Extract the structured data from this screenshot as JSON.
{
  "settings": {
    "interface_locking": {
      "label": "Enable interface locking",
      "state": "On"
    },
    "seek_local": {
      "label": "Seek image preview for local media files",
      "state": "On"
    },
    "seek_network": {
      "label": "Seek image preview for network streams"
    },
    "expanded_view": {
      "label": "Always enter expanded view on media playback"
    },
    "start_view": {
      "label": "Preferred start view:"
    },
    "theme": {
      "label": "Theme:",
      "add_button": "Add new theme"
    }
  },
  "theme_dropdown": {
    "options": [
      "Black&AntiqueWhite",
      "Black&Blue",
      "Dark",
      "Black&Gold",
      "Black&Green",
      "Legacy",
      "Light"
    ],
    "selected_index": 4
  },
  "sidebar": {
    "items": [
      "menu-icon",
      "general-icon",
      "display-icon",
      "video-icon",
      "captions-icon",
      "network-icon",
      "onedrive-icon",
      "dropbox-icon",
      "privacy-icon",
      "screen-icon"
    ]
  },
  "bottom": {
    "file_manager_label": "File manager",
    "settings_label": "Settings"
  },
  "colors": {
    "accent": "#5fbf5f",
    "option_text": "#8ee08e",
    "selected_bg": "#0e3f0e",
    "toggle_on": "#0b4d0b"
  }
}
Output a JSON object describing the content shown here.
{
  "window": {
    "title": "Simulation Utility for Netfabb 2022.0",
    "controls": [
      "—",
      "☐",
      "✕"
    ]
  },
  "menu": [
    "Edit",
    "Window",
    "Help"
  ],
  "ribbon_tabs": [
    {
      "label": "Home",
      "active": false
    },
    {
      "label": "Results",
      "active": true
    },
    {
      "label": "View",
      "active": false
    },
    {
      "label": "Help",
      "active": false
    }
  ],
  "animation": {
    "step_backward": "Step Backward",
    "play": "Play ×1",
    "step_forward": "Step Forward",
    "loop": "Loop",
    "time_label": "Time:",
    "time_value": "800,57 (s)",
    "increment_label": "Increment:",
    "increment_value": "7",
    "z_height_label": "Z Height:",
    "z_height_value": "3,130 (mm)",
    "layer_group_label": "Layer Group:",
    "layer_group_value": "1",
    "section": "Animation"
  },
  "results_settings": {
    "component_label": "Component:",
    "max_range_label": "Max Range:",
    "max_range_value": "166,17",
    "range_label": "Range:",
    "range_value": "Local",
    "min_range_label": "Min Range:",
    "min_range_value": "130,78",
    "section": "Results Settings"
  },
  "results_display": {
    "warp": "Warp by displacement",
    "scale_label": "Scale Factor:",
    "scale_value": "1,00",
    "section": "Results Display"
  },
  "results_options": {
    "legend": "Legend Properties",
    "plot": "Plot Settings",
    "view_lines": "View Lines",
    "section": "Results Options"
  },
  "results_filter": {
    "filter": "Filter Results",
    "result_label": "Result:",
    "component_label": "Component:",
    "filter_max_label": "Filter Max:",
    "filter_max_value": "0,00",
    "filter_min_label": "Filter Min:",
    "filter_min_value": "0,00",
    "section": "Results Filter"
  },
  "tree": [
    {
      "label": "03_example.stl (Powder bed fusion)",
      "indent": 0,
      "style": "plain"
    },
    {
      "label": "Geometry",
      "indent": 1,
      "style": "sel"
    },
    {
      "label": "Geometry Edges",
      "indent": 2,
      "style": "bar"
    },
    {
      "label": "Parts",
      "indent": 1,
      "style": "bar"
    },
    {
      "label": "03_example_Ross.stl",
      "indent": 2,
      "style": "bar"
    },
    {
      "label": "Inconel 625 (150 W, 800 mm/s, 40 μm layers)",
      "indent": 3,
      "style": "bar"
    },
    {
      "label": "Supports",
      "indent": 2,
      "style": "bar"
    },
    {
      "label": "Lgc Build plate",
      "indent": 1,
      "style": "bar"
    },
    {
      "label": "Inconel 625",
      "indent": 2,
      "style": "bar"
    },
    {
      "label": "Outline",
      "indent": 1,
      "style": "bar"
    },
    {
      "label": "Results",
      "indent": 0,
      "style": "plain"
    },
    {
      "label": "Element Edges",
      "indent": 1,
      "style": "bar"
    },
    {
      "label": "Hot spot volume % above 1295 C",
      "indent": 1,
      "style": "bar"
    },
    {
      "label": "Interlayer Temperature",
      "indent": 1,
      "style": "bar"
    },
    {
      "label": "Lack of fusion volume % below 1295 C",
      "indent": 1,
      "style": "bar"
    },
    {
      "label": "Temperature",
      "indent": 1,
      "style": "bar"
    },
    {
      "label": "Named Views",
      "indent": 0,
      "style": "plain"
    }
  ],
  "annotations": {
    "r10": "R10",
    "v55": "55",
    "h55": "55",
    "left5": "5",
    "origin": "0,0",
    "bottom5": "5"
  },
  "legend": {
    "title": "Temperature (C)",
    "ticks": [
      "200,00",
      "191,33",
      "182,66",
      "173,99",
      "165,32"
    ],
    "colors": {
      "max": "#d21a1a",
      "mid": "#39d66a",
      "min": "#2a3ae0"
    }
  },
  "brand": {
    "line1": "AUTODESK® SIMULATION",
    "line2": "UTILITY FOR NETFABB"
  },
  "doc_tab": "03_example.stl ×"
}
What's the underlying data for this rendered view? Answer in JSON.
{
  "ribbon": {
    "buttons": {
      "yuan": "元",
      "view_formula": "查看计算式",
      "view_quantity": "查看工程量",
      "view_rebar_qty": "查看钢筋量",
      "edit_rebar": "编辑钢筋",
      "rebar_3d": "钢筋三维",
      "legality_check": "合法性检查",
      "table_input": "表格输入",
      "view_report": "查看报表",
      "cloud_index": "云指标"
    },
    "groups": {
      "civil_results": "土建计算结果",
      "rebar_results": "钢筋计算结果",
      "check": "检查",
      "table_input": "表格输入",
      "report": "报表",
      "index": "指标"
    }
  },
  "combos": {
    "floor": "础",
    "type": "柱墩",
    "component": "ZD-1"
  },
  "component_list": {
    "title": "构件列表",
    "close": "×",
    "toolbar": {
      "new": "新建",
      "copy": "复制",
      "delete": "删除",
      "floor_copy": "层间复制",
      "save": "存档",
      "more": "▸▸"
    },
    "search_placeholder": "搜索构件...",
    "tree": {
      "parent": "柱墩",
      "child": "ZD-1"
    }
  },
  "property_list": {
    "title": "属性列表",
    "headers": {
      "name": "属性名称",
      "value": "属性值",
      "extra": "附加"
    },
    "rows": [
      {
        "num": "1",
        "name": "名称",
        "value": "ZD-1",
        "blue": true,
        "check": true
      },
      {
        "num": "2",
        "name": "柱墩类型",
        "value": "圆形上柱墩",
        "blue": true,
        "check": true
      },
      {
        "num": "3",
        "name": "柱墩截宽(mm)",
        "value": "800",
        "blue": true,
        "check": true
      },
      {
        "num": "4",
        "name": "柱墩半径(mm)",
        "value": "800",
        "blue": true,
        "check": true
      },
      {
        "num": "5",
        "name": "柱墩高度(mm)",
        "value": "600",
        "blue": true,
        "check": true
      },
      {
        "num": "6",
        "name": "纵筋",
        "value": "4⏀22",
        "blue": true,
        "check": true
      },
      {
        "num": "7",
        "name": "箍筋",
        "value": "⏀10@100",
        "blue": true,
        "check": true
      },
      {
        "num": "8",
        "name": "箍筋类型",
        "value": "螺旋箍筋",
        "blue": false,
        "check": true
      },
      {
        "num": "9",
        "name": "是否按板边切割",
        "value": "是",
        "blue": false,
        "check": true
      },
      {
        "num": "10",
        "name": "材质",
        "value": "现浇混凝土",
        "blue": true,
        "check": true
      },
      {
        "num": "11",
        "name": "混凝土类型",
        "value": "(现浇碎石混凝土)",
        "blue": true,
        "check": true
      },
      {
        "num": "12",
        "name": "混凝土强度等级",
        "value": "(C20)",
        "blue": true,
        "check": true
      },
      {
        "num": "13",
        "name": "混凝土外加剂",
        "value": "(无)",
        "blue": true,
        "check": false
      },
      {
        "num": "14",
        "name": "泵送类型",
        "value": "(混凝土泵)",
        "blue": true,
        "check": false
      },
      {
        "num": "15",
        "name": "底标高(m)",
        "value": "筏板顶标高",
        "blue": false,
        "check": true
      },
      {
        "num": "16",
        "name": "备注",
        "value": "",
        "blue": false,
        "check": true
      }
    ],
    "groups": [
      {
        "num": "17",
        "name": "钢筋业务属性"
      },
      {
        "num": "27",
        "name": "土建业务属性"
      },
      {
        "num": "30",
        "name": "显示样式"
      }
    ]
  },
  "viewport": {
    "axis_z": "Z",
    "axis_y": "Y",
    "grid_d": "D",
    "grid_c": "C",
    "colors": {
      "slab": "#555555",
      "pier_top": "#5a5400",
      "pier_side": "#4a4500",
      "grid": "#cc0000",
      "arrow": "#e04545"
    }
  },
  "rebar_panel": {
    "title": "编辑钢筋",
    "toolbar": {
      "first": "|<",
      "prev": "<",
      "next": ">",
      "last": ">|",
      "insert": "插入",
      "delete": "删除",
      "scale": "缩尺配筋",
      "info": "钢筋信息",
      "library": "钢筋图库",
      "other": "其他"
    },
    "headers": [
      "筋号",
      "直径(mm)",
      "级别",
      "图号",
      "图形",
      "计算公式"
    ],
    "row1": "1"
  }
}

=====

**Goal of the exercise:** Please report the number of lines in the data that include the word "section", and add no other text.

**Finished task:** 5